Freshwater is central to the wellbeing of Tasmanians – it supports the environment, our community, economy and industry.
A range of activities are being delivered to enhance partnerships and explore new initiatives to better understand, maintain and improve water quality and the health of Tasmania’s waterways:
investigating options for improved waterway data coordination and sharing
designing and implementing a collaborative statewide water quality monitoring program
improving our understanding of drivers of change in waterway health
developing a Strategic Directions for Healthy Waterways paper to set out a roadmap of roles and responsibilities, identify knowledge gaps and streamline the management of waterway health.
What is waterway health?
Waterway health can generally be referred to as the overall condition of freshwater ecosystems such as rivers, lakes, and wetlands. It includes key physical, chemical, and biological components that are often assessed through river health and water quality monitoring.
In the context of better understanding the status of waterways, river health monitoring assesses the ecological condition of rivers by monitoring aquatic life (e.g. waterbugs, algae on riverbed), habitat (sediment on riverbed, riverbank vegetation), ecological processes and streamflow. Water quality monitoring looks at the physical and chemical characteristics of water, including water temperature, dissolved oxygen, pH, suspended sediment, nutrients and toxicants.
Waterway data coordination and sharing
Collaborative data management and sharing are important for effective freshwater management in Tasmania. Around the state, there are several large waterway health and water quality monitoring programs that collect a significant amount of useful data and serve a specific management purpose. NRE Tas has established the Water Managers and Data Custodians Working Group to help align monitoring programs and develop collaborative partnerships in data collection and sharing.

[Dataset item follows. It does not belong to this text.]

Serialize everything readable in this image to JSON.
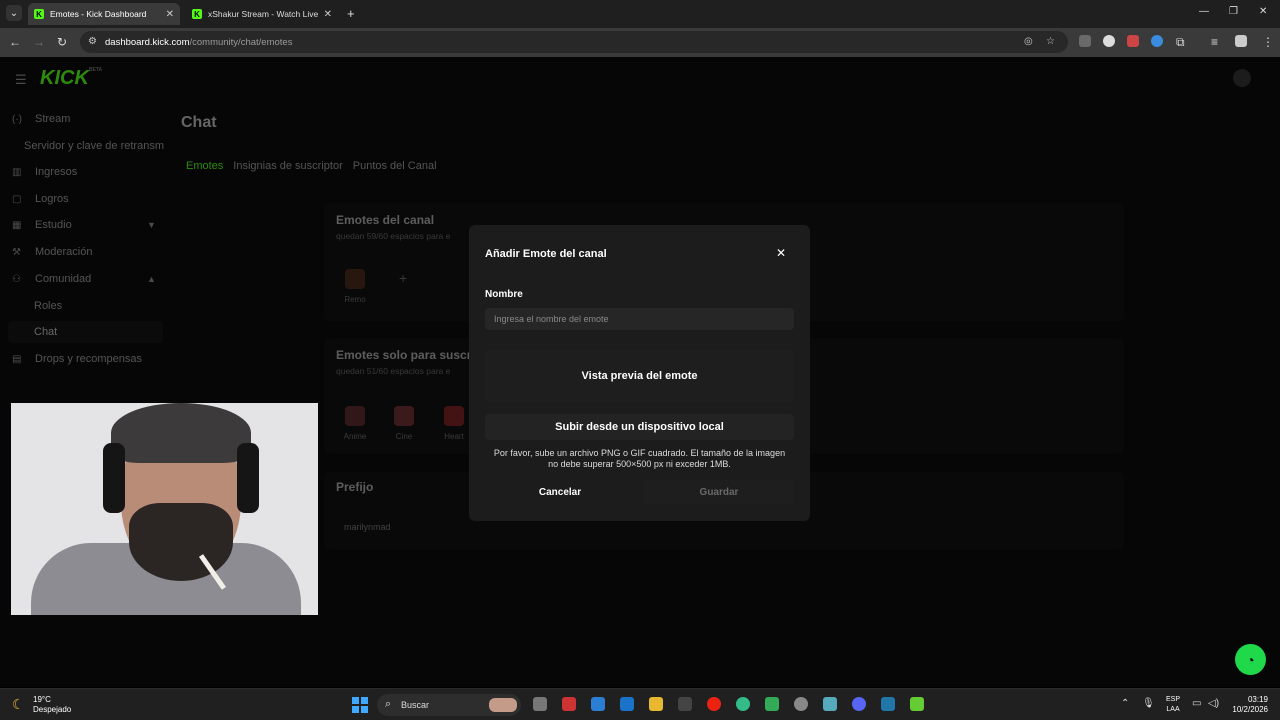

Understanding drivers of change in waterway health
The health of several of Tasmania's rivers has changed since river health monitoring began in 1994. With demand for freshwater resources increasing, it is important to understand what is contributing to these changes and generate awareness about the activities that may be influencing water health.
Targeted research to enhance our understanding of drivers of change in river health is being undertaken in four case study catchments (Mountain River, Ringarooma River, Pipers River, River Leven). Water quality data will also be collected at 50 sites across the state to support this work. Field sampling in the case study catchment will be undertaken on a seasonal basis between autumn 2023 and autumn 2024, while the water quality monitoring will be conducted monthly from July 2023 to July 2025.
This initiative will help us better understand the factors driving changes in river health across Tasmanian catchments and inform strategies to manage the health of our waterways.
|Mid 2022||The Water Managers and Data Custodians Working Group established with members from key water management agencies.|
|Early 2023||A study was designed to undertake targeted research in four catchments, with field work commencing in Autumn 2023, to understand what is contributing to recent changes seen in river health.|
|Mid 2023||A review of water quality monitoring programs by water management agencies across the state has been conducted identifying gaps and overlaps in monitoring locations and data collected.|
|2023 - 2024||Targeted case-study research for understanding the drivers of change in waterway health.|
|2025||Development of a Strategic Directions for Healthy Waterways Paper.|